What the task requires
What lines below hold the string "доступ"? Copy them all.

Data provided
_ _ _ _ _ _ _

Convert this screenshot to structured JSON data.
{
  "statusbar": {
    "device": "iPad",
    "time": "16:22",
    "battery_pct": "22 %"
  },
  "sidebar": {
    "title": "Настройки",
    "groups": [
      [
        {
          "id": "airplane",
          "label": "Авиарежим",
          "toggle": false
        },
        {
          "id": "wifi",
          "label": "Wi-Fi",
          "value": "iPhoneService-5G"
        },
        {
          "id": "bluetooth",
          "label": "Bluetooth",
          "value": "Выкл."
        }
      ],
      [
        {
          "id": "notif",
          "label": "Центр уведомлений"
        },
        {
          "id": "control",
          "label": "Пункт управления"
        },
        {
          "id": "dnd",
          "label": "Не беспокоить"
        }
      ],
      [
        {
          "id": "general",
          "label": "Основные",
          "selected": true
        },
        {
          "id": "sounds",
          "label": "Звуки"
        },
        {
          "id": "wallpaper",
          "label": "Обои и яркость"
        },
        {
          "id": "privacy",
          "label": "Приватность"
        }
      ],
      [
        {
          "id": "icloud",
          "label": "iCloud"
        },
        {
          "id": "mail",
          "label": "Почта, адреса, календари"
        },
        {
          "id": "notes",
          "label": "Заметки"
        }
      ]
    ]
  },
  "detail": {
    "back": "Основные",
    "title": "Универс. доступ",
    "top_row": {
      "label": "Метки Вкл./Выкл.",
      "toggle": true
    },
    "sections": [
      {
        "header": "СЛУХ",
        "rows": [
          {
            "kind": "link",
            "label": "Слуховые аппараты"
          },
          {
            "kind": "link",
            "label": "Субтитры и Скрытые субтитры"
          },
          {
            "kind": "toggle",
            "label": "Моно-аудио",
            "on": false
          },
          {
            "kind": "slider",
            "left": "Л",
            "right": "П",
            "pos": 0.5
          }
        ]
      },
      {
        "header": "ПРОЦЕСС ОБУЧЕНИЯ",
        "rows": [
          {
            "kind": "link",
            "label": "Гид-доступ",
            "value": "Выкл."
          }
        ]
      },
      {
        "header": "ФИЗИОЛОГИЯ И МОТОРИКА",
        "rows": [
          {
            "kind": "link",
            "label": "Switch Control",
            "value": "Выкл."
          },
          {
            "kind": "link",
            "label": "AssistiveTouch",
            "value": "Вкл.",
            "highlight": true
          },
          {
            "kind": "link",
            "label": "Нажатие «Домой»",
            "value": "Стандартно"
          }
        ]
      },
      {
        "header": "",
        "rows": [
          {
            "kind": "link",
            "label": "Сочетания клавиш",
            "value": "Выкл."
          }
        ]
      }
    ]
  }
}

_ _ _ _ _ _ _

Result of the task
    "title": "Универс. доступ",
            "label": "Гид-доступ",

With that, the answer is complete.